Appalachian Road show @Randy Wood Guitars
Thurs., Oct. 10, 8 P.M., $38
1304 US Hwy 80, Bloomingdale
Featuring notable members of Doyle Lawson’s band and the critically acclaimed group Mountain Heart, Appalachian Road Show hasn’t been together long but is already garnering buzz in the roots music world for their unique sound and stellar musicianship.
The band can tether between straight up bluegrass, old time music, and traditional Appalachian tunes in a way that has given them quite the reputation in Nashville and beyond.
Banjo player Barry Abernathy, mandolinist Darrell Webb, fiddler Jim Vancleve, bassist Todd Phillips, and guitarist Zeb Snyder are all veterans in their own right who have played with the best in the business, and their combined efforts as Appalachian Road Show marks a new and exciting career chapter.
Ahead of the band’s performance at Randy Wood Guitars, we spoke to Abernathy about all things music.
This particular group hasn’t been together very long, right?
I’d been out of the business after playing music for my whole life. I’d been in a band for 17 years called Mountain Heart, and we left in 2015. Jim [Vancleve] went and played with Josh Turner for a few years, and we started this band last year. We recorded last July or August, and released the record in October. We started taking bookings and working in February of this year.

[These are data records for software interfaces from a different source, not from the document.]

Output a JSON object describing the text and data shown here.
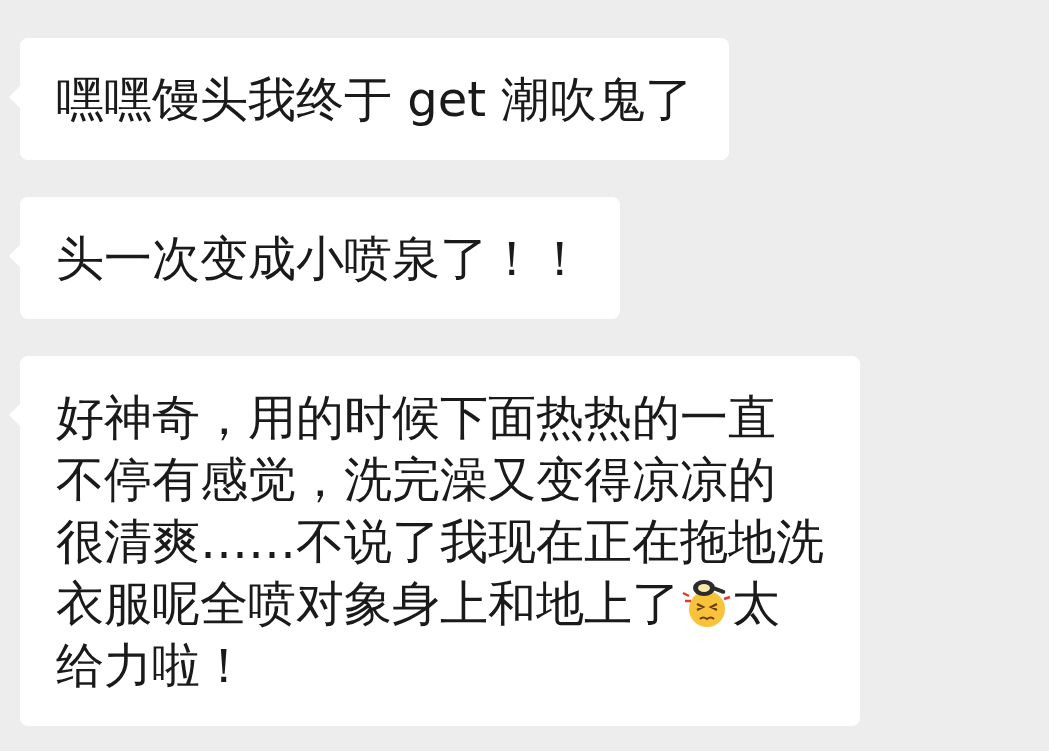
{
  "messages": [
    {
      "lines": [
        [
          {
            "kind": "text",
            "text": "嘿嘿馒头我终于 get 潮吹鬼了"
          }
        ]
      ]
    },
    {
      "lines": [
        [
          {
            "kind": "text",
            "text": "头一次变成小喷泉了！！"
          }
        ]
      ]
    },
    {
      "lines": [
        [
          {
            "kind": "text",
            "text": "好神奇，用的时候下面热热的一直"
          }
        ],
        [
          {
            "kind": "text",
            "text": "不停有感觉，洗完澡又变得凉凉的"
          }
        ],
        [
          {
            "kind": "text",
            "text": "很清爽……不说了我现在正在拖地洗"
          }
        ],
        [
          {
            "kind": "text",
            "text": "衣服呢全喷对象身上和地上了"
          },
          {
            "kind": "emoji"
          },
          {
            "kind": "text",
            "text": "太"
          }
        ],
        [
          {
            "kind": "text",
            "text": "给力啦！"
          }
        ]
      ]
    }
  ]
}
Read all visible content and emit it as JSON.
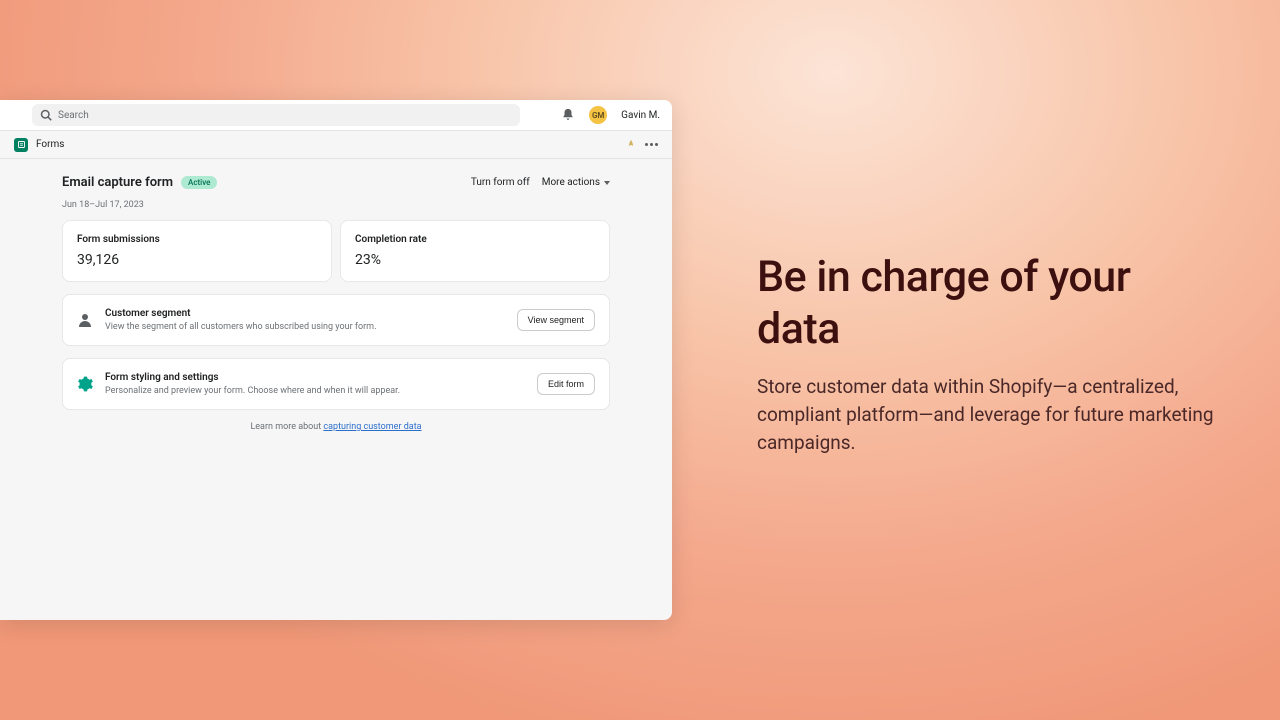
{
  "topbar": {
    "search_placeholder": "Search",
    "user_initials": "GM",
    "user_name": "Gavin M."
  },
  "subbar": {
    "title": "Forms"
  },
  "page": {
    "title": "Email capture form",
    "badge": "Active",
    "turn_off": "Turn form off",
    "more_actions": "More actions",
    "date_range": "Jun 18–Jul 17, 2023"
  },
  "stats": [
    {
      "label": "Form submissions",
      "value": "39,126"
    },
    {
      "label": "Completion rate",
      "value": "23%"
    }
  ],
  "cards": [
    {
      "title": "Customer segment",
      "desc": "View the segment of all customers who subscribed using your form.",
      "button": "View segment"
    },
    {
      "title": "Form styling and settings",
      "desc": "Personalize and preview your form. Choose where and when it will appear.",
      "button": "Edit form"
    }
  ],
  "learn": {
    "prefix": "Learn more about ",
    "link": "capturing customer data"
  },
  "marketing": {
    "heading": "Be in charge of your data",
    "body": "Store customer data within Shopify—a centralized, compliant platform—and leverage for future marketing campaigns."
  }
}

It was slow the first few months, but then things picked up. August and September were a whirlwind, and I’ve already booked over 40 dates for next year.
What would prompt you to leave a band that you’d been in for 17 years? Were you looking to do something different?
Yeah. You know how bands go—artistic [differences] were definitely part of it. But I was raising kids, too. I had two girls who, at the time, were 14 and 11 and are now 18 and 15. I left and stayed gone for about four years, but the itch was just too strong. It’s all I’ve ever done. I’m 50 years old, and I started when I was 21. I need to be creative and be in the studio—that’s what drives me.
Me and Jim talked about it last year when he was still with Josh Turner, and he was scared. He left a good paying country job with steady work. But at the same time, he knew that we had a fanbase from the Mountain Heart days so there were people who’d be interested. We were two of three original members of that band.
We wanted to come back to our roots because we knew that was where the people who listened to us were. So that’s kind of where it started, but the biggest thing that launched it was the desire to play the kind of music that we cut our teeth on. Stuff that actually originated from Ireland, England, and Scotland before they settled in the Appalachian Mountains.
The history of Appalachian music really is so fascinating, because there is a definite link from Celtic music, etc. When you first started putting this concept in motion, how did you approach writing and even researching this lineage of music?
I’ll just go researching different artists, genres, rhythms and sounds that were made back then. The lyrical content really has to be there, and it really doesn’t matter if it’s an old time song or not. We’ve got a bluesy song on the record called “Broken Bones,” written by an Icelandic blues-rock band. My daughter wanted me to take her to their show, and I heard them sing that song.
The content has to be something that would fit this culture and lifestyle. It doesn’t have to necessarily be a bluegrass song or old time song, as long as the content fits. We’ll put our flavor on it and make it fit into the concept of the band. Darrell writes and Jim writes, so we’ve got a lot of material.
Tell me about your show and what people can expect.
The venues we’re playing on this run are bluegrass venues, so we’ll start out playing a bit more bluegrass up front. Then we’ll maybe tell a little story about how the Appalachian people came over. When they got to the mountains, it was hard traveling. A lot of them got into the mountains and kind of stopped there.
It was about the time that the slaves were freed, and they had their own style of music and culture. It was different than the Irish and English people. But all of those people met and the sounds started coming together, those were the origins of bluegrass, old time, and country music.
It’s really cool that there’s this historical aspect to the show that makes it a bit different of an experience.
We actually just booked our first theater show—when we started this we actually wanted it to be more of a theater production with maybe a couple of actors, a backdrop, and a couple of screens. We’re going to try to turn it into that within the next year, but we just booked our first theater show and are going to tell the whole narrative of the songs we’ve recorded. That’s where I hope to take this. I really want to make it a high-energy and informative concept.